The following four key findings about Next-Gen Donors should be referenced when developing strategies for their philanthropic edification.
- Driven by Values, Not Valuables. Next-Gen Donors are mindful of their family’s charitable legacy and want to connect with the needs of the day. They are driven by a deep sense of responsibility and values, and acknowledge their place as a privilege. They were influenced by parents (89%), grandparents (63%), close friends (56%) and peers (47%) in their approach to philanthropy; and for most, a philanthropic mindset was instilled early on in life.
- Impact is First. Next-Gen Donors want to be “strategic.” They want to add to their philanthropic toolbox, enhance what has been done in the past, and develop new philanthropic strategies.
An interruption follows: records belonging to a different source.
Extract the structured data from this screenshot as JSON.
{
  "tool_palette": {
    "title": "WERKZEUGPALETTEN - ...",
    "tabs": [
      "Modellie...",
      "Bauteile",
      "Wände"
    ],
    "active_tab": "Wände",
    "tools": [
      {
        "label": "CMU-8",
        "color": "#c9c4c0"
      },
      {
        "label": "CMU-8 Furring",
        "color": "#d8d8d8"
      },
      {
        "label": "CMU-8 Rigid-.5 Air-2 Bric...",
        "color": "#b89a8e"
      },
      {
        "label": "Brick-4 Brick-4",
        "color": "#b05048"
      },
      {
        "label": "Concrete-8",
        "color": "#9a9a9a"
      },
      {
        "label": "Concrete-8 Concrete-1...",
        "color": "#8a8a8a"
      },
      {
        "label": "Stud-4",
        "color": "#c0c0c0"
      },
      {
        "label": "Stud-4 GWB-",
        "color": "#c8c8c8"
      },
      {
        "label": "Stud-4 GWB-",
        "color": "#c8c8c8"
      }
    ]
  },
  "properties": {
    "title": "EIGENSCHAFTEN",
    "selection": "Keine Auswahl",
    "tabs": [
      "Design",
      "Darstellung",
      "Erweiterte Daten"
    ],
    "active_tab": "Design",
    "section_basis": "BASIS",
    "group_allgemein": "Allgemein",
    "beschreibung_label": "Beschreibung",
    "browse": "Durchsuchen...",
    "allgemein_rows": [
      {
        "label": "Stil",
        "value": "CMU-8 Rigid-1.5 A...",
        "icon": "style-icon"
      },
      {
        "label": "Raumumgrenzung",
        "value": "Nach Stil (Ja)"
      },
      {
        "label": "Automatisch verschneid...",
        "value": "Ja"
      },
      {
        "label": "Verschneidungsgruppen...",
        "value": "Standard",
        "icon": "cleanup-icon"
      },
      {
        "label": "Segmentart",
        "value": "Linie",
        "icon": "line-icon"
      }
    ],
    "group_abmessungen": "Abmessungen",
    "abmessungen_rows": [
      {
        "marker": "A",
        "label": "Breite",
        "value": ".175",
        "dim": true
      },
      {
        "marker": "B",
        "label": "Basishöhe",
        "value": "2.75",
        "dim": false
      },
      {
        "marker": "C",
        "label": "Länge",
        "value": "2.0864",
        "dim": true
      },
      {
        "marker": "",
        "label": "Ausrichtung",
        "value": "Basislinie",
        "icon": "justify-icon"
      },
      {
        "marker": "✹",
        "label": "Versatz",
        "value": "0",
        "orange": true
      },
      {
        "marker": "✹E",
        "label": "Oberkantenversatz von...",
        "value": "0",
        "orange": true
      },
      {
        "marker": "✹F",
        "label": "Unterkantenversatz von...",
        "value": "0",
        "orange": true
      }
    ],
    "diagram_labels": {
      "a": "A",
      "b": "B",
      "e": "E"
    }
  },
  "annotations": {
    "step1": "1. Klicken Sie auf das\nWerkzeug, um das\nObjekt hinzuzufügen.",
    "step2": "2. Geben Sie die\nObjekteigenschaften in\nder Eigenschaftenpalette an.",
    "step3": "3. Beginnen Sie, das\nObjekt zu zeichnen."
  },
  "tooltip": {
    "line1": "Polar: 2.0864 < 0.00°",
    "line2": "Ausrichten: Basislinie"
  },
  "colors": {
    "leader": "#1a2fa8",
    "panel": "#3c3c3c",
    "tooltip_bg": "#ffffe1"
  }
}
There are five key strategies mentioned: (1) conducting due diligence through research; (2) determining philanthropic goals and then searching for a fit; (3) funding root causes that promote systemic solutions; (4) wanting to see measurable impact and change from an organization before funding is received; and, (5) recommending the cause to others in their network.
- Time, Talent, Treasure and Ties. Next-Gen Donors want to be personally engaged and linked in. These donors “want to listen and offer their own professional or personal talents, all in order to solve problems together with those whom they support.” Mutually reinforcing philanthropic connections are central to Next-Gen Donor activities.
- Crafting a Philanthropic Identity. The Next-Gen Donor generation does not want to wait until the sunset of their lives to be philanthropic. In addition to wanting to do more than write a check, “they are eager to be taken seriously.” They are likely to use a variety of philanthropic vehicles, including Giving Circles, Pooled, and Donor-Advised Funds.
I once heard an outlandish response from a religious leader who asked about the church’s development program. When challenged to provide more financial transparency concerning stewardship collections, the leader stated that since he did not inquire how the donors “made their money,” it was “his business alone” to know how their contributions were ultimately used. One can only imagine and lament the long-term harmful impact that such a distorted posture of “stewarding” time, talents, and resources would have on current as well as the Next-Gen of Donors.
Instead of expressing such a misguided understanding of philanthropic arete, religious, nonprofit, and educational organizations would be wise to alternatively utilize insights gleaned from Holy Scripture, careful research, and fundraising professionals is when designing the curricula that will be used to strategically advance best-practice programs of philanthro-paideia. Only in such a fashion can our nation help inspire the emergence of the next generation of philanthropists.
In the end, the instruction of Saint Paul to Timothy, his young mentee, would be far more appropriate than the aforementioned blinkered perspective. “Let no one despise your youth,” the apostle advised. “Instead, you should be an example to the believers in speech, in conduct, in love, in faith, in purity (1 Timothy 4:12). Regardless of age, the ideal citizen should exemplify the “arete” of such mature philanthropic literacy.